- Assigned task: Copy all of the material below, line for line.
+++ Task data
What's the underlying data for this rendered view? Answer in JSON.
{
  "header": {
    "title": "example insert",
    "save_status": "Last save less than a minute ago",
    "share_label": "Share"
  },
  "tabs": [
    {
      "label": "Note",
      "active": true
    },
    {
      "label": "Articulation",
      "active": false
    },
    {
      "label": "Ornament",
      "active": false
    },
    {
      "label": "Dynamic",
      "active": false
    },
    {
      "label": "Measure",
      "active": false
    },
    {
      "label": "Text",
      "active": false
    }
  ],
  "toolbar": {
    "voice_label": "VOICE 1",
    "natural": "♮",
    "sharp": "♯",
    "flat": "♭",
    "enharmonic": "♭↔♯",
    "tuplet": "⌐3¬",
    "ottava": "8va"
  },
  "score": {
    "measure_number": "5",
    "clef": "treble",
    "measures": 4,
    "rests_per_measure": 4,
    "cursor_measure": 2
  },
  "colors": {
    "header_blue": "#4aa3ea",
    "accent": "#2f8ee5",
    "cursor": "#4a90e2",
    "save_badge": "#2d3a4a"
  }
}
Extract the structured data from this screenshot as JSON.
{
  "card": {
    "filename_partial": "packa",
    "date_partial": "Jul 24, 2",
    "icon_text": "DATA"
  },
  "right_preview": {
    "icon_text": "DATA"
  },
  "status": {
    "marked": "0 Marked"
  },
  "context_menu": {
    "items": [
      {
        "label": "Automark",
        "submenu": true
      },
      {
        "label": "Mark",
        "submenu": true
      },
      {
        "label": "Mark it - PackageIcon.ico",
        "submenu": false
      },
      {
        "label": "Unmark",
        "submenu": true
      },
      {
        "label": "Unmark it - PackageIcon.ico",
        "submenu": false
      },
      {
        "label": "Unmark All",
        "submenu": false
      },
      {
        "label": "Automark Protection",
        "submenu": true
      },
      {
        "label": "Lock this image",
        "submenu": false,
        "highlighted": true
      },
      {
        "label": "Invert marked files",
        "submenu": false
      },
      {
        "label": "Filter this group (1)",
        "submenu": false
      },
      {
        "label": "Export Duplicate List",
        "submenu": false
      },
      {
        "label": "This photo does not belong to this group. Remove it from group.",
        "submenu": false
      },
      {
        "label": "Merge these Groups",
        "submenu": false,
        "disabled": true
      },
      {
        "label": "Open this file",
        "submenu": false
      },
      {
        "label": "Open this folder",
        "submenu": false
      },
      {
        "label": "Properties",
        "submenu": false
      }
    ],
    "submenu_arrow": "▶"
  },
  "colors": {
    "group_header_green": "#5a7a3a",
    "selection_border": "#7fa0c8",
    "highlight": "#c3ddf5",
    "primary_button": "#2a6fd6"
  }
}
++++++
- Answer box:
What's the underlying data for this rendered view? Answer in JSON.
{
  "header": {
    "title": "example insert",
    "save_status": "Last save less than a minute ago",
    "share_label": "Share"
  },
  "tabs": [
    {
      "label": "Note",
      "active": true
    },
    {
      "label": "Articulation",
      "active": false
    },
    {
      "label": "Ornament",
      "active": false
    },
    {
      "label": "Dynamic",
      "active": false
    },
    {
      "label": "Measure",
      "active": false
    },
    {
      "label": "Text",
      "active": false
    }
  ],
  "toolbar": {
    "voice_label": "VOICE 1",
    "natural": "♮",
    "sharp": "♯",
    "flat": "♭",
    "enharmonic": "♭↔♯",
    "tuplet": "⌐3¬",
    "ottava": "8va"
  },
  "score": {
    "measure_number": "5",
    "clef": "treble",
    "measures": 4,
    "rests_per_measure": 4,
    "cursor_measure": 2
  },
  "colors": {
    "header_blue": "#4aa3ea",
    "accent": "#2f8ee5",
    "cursor": "#4a90e2",
    "save_badge": "#2d3a4a"
  }
}
Extract the structured data from this screenshot as JSON.
{
  "card": {
    "filename_partial": "packa",
    "date_partial": "Jul 24, 2",
    "icon_text": "DATA"
  },
  "right_preview": {
    "icon_text": "DATA"
  },
  "status": {
    "marked": "0 Marked"
  },
  "context_menu": {
    "items": [
      {
        "label": "Automark",
        "submenu": true
      },
      {
        "label": "Mark",
        "submenu": true
      },
      {
        "label": "Mark it - PackageIcon.ico",
        "submenu": false
      },
      {
        "label": "Unmark",
        "submenu": true
      },
      {
        "label": "Unmark it - PackageIcon.ico",
        "submenu": false
      },
      {
        "label": "Unmark All",
        "submenu": false
      },
      {
        "label": "Automark Protection",
        "submenu": true
      },
      {
        "label": "Lock this image",
        "submenu": false,
        "highlighted": true
      },
      {
        "label": "Invert marked files",
        "submenu": false
      },
      {
        "label": "Filter this group (1)",
        "submenu": false
      },
      {
        "label": "Export Duplicate List",
        "submenu": false
      },
      {
        "label": "This photo does not belong to this group. Remove it from group.",
        "submenu": false
      },
      {
        "label": "Merge these Groups",
        "submenu": false,
        "disabled": true
      },
      {
        "label": "Open this file",
        "submenu": false
      },
      {
        "label": "Open this folder",
        "submenu": false
      },
      {
        "label": "Properties",
        "submenu": false
      }
    ],
    "submenu_arrow": "▶"
  },
  "colors": {
    "group_header_green": "#5a7a3a",
    "selection_border": "#7fa0c8",
    "highlight": "#c3ddf5",
    "primary_button": "#2a6fd6"
  }
}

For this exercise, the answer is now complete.